Spoke to a prof from University of Hawaii. Requested an introductory list on Eastern philosophy. Was pointed to this very clearly-written book for Shinto.
Found the book unexpectedly interesting -- in particular its first chapter, on Shinto spirituality: fertile food-for-thought for philosophy of religion (eg, definitions of "religion" and "spirituality", and nature of religious experience), as well as novel take on mental dualism.
The remainder of the book: essentially a survey of the history of Shinto -- less interesting philosophically, but still engaging as a case study of religious development. I do feel, on having read the book, that I've travelled miles in my understanding of Japan.
What does Kasulis say? He distinguishes "existentialist" from "essentialist". In "Mary is a comedian", the description is "existentialist" if you're describing (ie, Mary tells a lot of jokes) but "essentialist" if you're commenting on Mary's nature (ie, Mary tells a lot of jokes *because* she is a comedian). Kasulis wants (if I'm reading him properly) to "rescue" Shinto -- to separate an existentialist Shinto heart from an essentialist and expansionist ideology.
The middle section covers some 1400 years of Shinto development, along with forays into Japanese history generally. It's fascinating, but biased towards the existentialist yay, essentialist boo position. And there are worries here. On the one hand, maybe you're won't find a summary this short, and this comprehensive, without this level of vagueness; on the other hand, the glossing-over, and neatness of explanation, might raise the suspicion of skewed narrative. I just don't know enough Japanese history to fairly judge.
Here's my own glossed-over summary of some key points:
Chapter 1: When people disconnect from capacity for awe, they feel homeless. Shinto spirituality is about learning to feel "at home" with spiritually encountering mystery -- and not trying to explain away such experiences. Awe can come upon you suddenly, or can be found in the everyday; can be caused by nature (a glorious sunset), or by the manufactured (the original Magna Carta); and can be associated with joy or fear. Such presences are "kami". Kami is interdependent with the material, not separate from it. Shinto marks places that are specially able to give rise to feelings of being part of and "holographically" reflecting the whole. But one requires a "mindful heart": Shinto practices nurture sensitivity and responsiveness. Kasulis also discusses whether Shinto counts as a "religion" or is a cluster of folk beliefs.
Chapter 2: Shinto themes (including naturalness, simplicity, purity and taboo, purification, and separateness and communal solidarity) are part of the warp and woof of everyday Japanese life.
Chapter 3: Time immemorial up to eighth century. Native religion was in part animist, but "kami" was also associated with forces of nature. Shinto myths lack a cosmic struggle between good and evil. Kasulis contrasts two key eighth-century collections of folk traditions ("Nihonshoki" and "Kojiki") and touches on connections of the former with justifications for empire.
Chapter 4: Eighth to nineteenth centuries.

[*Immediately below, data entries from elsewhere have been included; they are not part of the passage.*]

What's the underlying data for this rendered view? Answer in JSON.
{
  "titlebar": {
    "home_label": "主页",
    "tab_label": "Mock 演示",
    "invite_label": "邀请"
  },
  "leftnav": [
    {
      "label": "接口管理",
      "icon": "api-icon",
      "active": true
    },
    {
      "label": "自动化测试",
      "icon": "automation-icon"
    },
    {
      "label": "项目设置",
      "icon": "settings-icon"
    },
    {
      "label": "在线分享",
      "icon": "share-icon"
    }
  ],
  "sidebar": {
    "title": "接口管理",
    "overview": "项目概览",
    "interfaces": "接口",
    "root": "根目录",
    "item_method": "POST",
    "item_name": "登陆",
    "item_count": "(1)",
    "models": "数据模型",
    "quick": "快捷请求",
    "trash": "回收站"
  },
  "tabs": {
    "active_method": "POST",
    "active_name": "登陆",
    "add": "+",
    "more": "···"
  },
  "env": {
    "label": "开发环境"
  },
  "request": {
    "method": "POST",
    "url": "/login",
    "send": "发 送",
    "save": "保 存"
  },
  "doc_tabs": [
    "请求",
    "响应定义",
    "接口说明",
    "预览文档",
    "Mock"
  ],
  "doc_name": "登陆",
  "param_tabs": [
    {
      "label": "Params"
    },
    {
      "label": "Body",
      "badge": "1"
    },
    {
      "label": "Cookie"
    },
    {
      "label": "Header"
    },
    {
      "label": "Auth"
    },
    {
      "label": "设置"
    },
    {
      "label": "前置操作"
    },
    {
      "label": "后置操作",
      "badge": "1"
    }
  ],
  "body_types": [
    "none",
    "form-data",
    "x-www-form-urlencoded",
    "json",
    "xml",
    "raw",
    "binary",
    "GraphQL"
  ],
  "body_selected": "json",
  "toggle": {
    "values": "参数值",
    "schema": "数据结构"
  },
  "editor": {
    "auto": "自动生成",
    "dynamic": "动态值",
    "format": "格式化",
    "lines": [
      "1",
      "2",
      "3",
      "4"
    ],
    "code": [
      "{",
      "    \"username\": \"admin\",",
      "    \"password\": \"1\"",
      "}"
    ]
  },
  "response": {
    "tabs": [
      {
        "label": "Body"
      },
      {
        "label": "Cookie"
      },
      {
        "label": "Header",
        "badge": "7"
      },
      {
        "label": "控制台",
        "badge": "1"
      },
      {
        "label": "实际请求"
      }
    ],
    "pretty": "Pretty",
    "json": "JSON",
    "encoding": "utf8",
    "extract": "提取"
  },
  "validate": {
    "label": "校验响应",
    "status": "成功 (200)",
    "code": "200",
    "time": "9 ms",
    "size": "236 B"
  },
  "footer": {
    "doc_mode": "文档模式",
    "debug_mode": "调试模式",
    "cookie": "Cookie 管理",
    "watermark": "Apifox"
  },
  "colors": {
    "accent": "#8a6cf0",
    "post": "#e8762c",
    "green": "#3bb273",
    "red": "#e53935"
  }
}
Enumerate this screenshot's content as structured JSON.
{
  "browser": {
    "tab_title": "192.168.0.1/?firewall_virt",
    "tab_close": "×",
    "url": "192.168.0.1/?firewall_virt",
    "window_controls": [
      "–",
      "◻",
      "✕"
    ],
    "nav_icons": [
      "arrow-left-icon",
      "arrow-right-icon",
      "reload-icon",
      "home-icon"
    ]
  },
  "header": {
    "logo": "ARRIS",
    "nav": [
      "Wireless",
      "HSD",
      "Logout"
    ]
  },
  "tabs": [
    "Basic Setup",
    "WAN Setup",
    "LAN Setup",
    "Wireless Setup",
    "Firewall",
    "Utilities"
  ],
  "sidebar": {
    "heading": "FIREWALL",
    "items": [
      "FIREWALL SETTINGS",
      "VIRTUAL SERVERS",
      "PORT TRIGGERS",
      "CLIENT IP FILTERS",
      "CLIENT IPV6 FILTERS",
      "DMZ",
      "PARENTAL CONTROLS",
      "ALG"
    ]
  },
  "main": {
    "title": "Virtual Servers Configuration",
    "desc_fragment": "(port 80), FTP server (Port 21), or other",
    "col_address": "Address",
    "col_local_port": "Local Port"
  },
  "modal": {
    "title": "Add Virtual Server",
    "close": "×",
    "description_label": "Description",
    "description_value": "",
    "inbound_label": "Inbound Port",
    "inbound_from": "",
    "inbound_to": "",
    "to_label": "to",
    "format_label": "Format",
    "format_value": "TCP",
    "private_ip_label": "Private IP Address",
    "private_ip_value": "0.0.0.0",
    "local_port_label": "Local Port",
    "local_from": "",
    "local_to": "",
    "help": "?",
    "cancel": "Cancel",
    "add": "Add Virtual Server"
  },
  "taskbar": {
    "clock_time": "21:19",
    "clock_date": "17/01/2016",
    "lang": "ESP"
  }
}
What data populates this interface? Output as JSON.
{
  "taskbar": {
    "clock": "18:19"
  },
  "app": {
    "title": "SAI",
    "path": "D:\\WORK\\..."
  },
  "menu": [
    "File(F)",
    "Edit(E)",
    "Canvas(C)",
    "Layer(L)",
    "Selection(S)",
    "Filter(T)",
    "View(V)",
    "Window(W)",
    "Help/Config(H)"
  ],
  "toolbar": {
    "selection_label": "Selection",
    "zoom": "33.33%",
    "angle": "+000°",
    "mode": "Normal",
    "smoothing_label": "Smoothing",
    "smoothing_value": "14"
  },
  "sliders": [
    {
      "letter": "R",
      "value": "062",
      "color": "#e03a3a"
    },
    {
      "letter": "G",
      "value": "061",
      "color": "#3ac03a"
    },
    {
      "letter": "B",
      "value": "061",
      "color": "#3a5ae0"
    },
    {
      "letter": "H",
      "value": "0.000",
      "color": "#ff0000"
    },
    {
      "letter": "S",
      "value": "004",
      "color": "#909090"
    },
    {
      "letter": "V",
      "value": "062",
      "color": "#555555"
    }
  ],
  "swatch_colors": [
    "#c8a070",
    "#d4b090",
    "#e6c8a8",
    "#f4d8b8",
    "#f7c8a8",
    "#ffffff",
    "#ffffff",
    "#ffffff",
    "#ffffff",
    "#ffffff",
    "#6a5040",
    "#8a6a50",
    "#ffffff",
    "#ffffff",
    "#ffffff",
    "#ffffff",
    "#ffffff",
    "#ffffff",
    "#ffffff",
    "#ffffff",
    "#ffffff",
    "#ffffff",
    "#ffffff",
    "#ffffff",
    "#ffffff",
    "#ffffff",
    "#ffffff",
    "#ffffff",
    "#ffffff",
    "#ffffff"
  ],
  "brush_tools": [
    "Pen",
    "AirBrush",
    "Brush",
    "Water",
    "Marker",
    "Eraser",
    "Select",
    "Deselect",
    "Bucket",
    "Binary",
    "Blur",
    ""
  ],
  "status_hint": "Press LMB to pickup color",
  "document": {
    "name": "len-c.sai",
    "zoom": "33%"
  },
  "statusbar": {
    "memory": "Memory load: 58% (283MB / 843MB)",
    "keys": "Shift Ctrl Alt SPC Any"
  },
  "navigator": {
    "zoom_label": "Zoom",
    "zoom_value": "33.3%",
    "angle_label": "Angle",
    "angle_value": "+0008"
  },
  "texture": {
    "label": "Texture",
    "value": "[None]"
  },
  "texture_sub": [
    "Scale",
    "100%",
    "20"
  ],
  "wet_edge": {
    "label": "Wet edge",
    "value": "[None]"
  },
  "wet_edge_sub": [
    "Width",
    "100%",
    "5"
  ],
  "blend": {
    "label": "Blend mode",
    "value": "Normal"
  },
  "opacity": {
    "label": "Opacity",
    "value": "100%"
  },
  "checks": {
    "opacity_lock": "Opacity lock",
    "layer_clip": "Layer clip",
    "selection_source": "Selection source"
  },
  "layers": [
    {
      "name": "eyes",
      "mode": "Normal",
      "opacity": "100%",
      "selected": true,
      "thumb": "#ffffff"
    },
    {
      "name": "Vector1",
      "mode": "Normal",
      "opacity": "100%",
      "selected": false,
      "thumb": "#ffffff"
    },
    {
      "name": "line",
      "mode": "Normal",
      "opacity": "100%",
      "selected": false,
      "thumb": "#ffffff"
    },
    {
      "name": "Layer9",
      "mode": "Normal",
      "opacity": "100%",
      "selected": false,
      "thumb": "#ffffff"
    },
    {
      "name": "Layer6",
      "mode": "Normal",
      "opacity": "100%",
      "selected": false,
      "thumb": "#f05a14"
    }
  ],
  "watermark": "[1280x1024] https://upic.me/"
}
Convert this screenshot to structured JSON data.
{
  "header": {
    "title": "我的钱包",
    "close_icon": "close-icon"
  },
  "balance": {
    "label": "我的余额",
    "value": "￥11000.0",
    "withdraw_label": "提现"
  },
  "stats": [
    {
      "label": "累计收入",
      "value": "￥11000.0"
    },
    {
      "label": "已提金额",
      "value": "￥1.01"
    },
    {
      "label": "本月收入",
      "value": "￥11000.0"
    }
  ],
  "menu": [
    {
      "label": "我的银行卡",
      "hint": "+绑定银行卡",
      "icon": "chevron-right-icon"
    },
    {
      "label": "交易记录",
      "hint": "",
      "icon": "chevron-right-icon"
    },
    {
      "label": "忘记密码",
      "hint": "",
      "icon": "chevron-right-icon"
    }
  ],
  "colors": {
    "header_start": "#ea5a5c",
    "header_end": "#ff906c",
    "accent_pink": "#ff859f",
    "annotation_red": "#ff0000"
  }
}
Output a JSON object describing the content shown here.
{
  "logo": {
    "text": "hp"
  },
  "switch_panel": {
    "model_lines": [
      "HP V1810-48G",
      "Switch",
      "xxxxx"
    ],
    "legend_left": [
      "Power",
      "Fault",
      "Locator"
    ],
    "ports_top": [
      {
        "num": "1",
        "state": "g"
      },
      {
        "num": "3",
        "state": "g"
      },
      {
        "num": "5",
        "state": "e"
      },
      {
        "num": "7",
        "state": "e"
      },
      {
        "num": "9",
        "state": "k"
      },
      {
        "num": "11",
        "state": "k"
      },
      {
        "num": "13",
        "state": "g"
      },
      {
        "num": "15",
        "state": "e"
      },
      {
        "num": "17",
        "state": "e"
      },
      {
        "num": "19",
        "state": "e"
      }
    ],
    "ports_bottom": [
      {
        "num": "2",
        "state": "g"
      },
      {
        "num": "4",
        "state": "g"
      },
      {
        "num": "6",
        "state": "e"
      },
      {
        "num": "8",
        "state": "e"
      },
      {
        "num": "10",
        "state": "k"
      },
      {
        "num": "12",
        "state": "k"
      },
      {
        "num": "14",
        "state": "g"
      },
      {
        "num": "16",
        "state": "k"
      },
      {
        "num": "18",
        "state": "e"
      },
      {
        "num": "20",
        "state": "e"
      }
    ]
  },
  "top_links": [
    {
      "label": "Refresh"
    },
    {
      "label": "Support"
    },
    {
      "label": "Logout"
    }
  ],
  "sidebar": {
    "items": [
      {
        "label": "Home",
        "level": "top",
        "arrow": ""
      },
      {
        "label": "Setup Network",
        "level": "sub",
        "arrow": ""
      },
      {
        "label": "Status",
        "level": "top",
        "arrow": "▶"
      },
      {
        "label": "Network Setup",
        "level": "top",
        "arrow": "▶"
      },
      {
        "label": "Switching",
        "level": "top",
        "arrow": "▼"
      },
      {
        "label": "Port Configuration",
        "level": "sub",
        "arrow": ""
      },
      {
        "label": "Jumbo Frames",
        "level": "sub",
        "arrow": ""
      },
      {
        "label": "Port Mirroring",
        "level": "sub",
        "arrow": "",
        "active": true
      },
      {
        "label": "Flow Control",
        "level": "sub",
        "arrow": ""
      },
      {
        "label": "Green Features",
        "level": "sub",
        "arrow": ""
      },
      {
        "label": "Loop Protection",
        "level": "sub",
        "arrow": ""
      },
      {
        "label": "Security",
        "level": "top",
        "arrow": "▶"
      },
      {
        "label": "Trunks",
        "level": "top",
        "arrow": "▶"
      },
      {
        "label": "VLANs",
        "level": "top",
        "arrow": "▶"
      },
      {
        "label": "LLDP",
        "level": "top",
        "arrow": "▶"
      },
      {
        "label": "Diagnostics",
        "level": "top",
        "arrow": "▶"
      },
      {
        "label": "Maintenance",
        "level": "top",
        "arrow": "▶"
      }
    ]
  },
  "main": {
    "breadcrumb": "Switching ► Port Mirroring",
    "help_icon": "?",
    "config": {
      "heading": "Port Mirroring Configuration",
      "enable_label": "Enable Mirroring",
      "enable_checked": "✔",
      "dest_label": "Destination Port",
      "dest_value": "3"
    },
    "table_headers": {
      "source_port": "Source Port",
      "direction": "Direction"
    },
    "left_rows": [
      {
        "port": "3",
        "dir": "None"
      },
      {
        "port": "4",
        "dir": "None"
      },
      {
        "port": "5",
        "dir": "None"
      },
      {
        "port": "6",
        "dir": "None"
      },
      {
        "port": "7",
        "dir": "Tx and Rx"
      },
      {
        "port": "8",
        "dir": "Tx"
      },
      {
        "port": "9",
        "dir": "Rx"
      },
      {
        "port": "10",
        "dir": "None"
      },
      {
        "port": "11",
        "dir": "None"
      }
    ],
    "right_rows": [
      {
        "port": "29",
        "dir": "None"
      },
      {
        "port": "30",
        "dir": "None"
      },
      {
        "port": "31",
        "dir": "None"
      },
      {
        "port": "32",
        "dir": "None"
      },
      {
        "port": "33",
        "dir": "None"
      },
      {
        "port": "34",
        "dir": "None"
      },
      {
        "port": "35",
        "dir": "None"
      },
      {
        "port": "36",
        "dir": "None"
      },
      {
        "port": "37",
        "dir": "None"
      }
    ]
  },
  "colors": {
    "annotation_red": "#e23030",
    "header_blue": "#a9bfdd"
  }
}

Growth of essentialist Shinto was contravened by Buddhist-Shinto syncretism. When Buddhism waned, Shinto attempted to build an original philosophy -- the "Native studies" movement, exemplified by Motoori Norinaga, who spent three decades interpreting Kojiki.
Chapter 5: 1801-2002. Hirata Atsutane rendered Shinto suitable for expansionism, by, inter alia, emphasizing the emperor as holographic entry point and introducing afterlife reward. Starting with Hirata Shinto, the government supported an essentialist ideology of "State Shinto", which involved, for instance, distancing Shinto from Buddhism, and a religion of "Shrine Shinto", whose practices were compulsory and whose beliefs were equated with being Japanese. The allied powers could not dismantle State Shinto entirely: Kasulis discusses the Yasukuni shrine.
Chapter 6: It's difficult to separate "existentialist" and "essentialist" in Japan. Also, the existential/essential distinction can be applied to many, if not most, religions, and there's frequently a power struggle in terms of the dominance of one or the other.